TASK DATA |
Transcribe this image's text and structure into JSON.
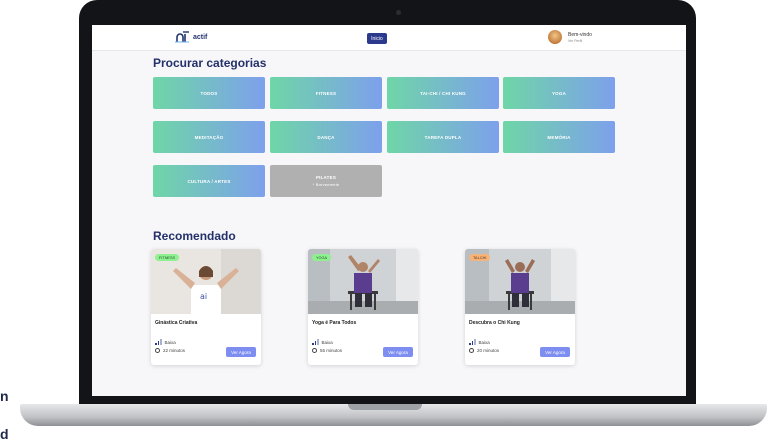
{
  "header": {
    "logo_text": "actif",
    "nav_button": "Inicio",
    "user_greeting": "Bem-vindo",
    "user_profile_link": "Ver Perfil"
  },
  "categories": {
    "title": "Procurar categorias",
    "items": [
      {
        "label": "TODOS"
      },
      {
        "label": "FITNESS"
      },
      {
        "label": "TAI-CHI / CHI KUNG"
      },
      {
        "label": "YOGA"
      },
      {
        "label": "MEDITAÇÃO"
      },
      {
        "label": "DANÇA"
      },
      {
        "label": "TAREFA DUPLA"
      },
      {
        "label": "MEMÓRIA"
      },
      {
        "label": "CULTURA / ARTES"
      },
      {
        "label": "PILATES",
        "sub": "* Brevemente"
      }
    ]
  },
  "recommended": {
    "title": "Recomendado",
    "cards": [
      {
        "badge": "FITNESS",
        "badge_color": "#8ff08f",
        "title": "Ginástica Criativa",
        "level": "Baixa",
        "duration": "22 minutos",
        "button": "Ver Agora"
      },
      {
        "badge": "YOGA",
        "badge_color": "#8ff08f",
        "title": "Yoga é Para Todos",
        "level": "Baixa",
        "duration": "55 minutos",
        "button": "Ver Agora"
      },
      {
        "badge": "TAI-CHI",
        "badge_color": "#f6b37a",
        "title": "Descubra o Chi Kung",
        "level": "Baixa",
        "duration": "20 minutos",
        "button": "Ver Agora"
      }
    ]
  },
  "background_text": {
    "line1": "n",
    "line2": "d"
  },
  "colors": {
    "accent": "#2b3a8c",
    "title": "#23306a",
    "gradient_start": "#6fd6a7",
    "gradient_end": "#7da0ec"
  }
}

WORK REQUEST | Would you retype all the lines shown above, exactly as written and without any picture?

RESULT OF THE EXERCISE |
Transcribe this image's text and structure into JSON.
{
  "header": {
    "logo_text": "actif",
    "nav_button": "Inicio",
    "user_greeting": "Bem-vindo",
    "user_profile_link": "Ver Perfil"
  },
  "categories": {
    "title": "Procurar categorias",
    "items": [
      {
        "label": "TODOS"
      },
      {
        "label": "FITNESS"
      },
      {
        "label": "TAI-CHI / CHI KUNG"
      },
      {
        "label": "YOGA"
      },
      {
        "label": "MEDITAÇÃO"
      },
      {
        "label": "DANÇA"
      },
      {
        "label": "TAREFA DUPLA"
      },
      {
        "label": "MEMÓRIA"
      },
      {
        "label": "CULTURA / ARTES"
      },
      {
        "label": "PILATES",
        "sub": "* Brevemente"
      }
    ]
  },
  "recommended": {
    "title": "Recomendado",
    "cards": [
      {
        "badge": "FITNESS",
        "badge_color": "#8ff08f",
        "title": "Ginástica Criativa",
        "level": "Baixa",
        "duration": "22 minutos",
        "button": "Ver Agora"
      },
      {
        "badge": "YOGA",
        "badge_color": "#8ff08f",
        "title": "Yoga é Para Todos",
        "level": "Baixa",
        "duration": "55 minutos",
        "button": "Ver Agora"
      },
      {
        "badge": "TAI-CHI",
        "badge_color": "#f6b37a",
        "title": "Descubra o Chi Kung",
        "level": "Baixa",
        "duration": "20 minutos",
        "button": "Ver Agora"
      }
    ]
  },
  "background_text": {
    "line1": "n",
    "line2": "d"
  },
  "colors": {
    "accent": "#2b3a8c",
    "title": "#23306a",
    "gradient_start": "#6fd6a7",
    "gradient_end": "#7da0ec"
  }
}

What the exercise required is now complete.